From the data below, copy each line that includes the word "category".

======== Materials provided ========

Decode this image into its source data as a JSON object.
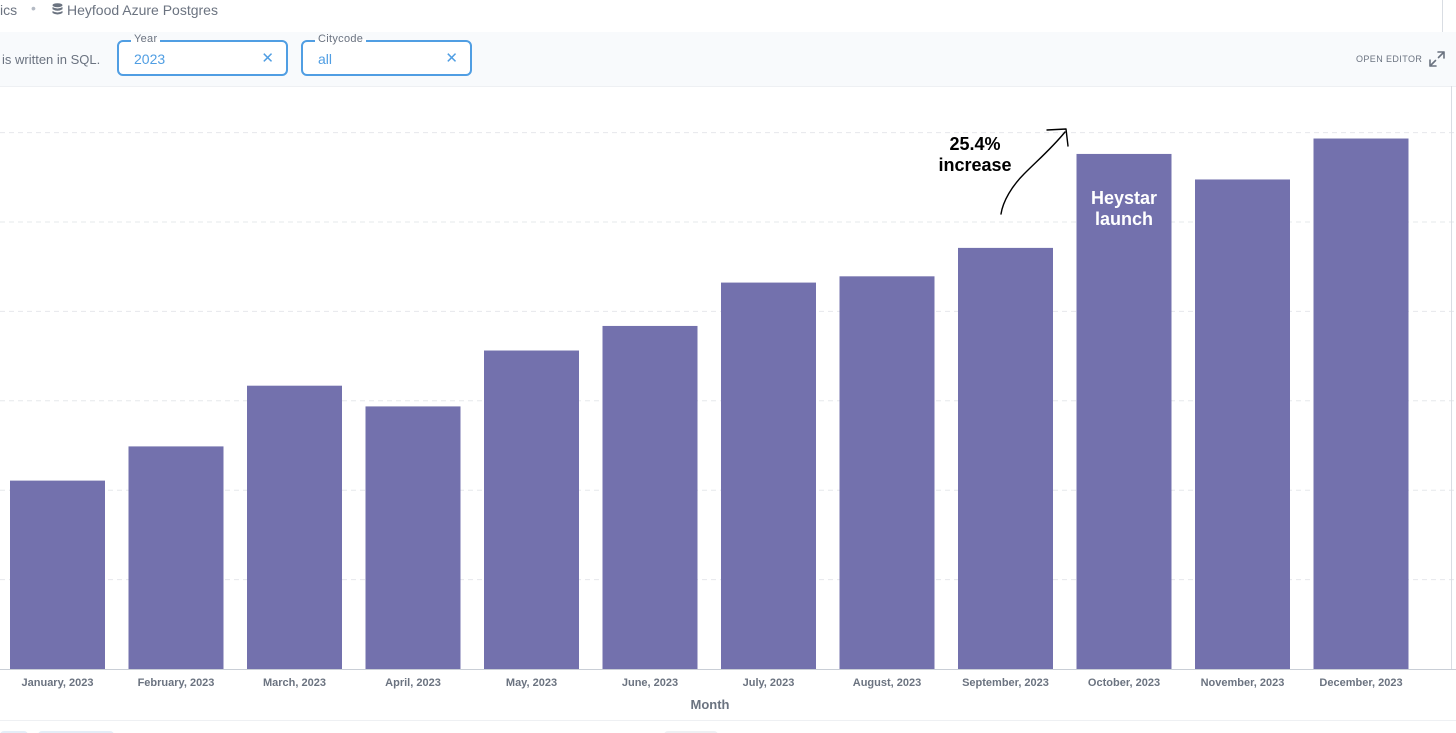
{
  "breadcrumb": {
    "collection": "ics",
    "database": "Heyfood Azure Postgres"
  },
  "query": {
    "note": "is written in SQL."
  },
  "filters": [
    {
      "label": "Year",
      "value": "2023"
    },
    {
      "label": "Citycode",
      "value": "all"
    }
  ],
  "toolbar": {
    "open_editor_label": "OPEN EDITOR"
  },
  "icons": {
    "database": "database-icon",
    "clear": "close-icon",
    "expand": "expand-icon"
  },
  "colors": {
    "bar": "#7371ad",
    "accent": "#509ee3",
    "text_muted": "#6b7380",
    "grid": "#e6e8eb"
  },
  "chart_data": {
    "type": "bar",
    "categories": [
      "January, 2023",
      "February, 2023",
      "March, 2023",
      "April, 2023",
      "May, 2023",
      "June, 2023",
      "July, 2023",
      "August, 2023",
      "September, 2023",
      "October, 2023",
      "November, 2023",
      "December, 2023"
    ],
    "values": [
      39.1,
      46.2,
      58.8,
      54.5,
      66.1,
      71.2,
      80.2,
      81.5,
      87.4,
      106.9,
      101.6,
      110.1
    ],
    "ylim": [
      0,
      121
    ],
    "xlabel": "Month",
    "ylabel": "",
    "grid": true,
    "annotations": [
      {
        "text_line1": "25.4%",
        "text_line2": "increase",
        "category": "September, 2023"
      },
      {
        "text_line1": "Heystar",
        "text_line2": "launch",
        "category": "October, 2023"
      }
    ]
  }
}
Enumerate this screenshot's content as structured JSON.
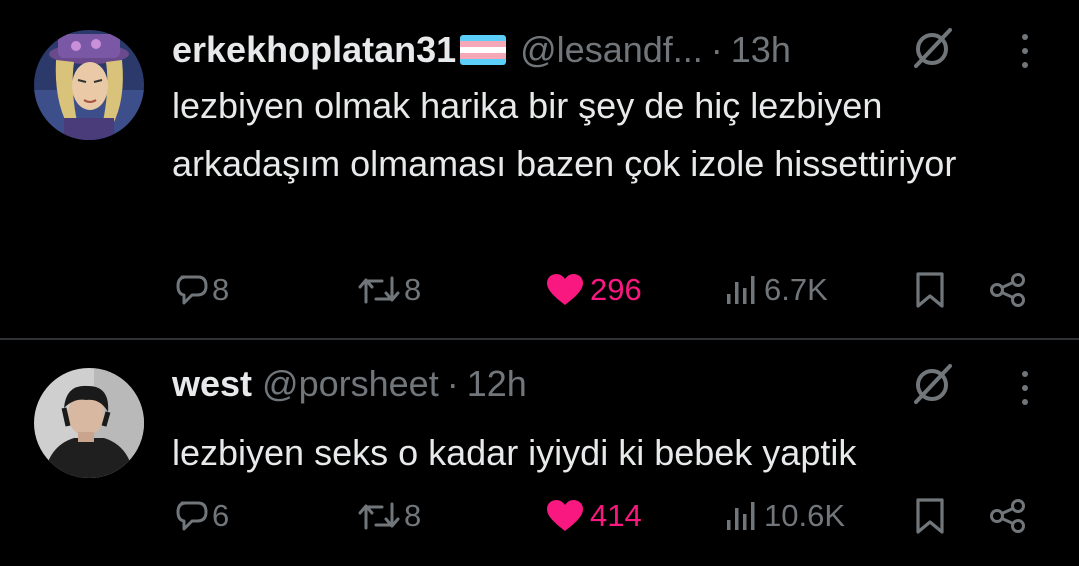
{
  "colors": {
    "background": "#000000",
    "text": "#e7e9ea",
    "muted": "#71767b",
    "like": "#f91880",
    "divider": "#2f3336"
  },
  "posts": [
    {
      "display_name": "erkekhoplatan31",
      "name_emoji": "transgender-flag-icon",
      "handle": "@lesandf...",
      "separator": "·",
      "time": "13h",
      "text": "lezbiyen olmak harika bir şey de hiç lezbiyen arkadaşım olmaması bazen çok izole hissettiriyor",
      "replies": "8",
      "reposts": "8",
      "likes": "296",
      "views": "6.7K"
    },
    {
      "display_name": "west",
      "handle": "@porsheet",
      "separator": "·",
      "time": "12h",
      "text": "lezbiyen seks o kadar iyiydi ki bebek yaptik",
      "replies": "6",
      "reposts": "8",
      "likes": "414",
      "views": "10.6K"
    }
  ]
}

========

= Response =
        "category": "September, 2023"
        "category": "October, 2023"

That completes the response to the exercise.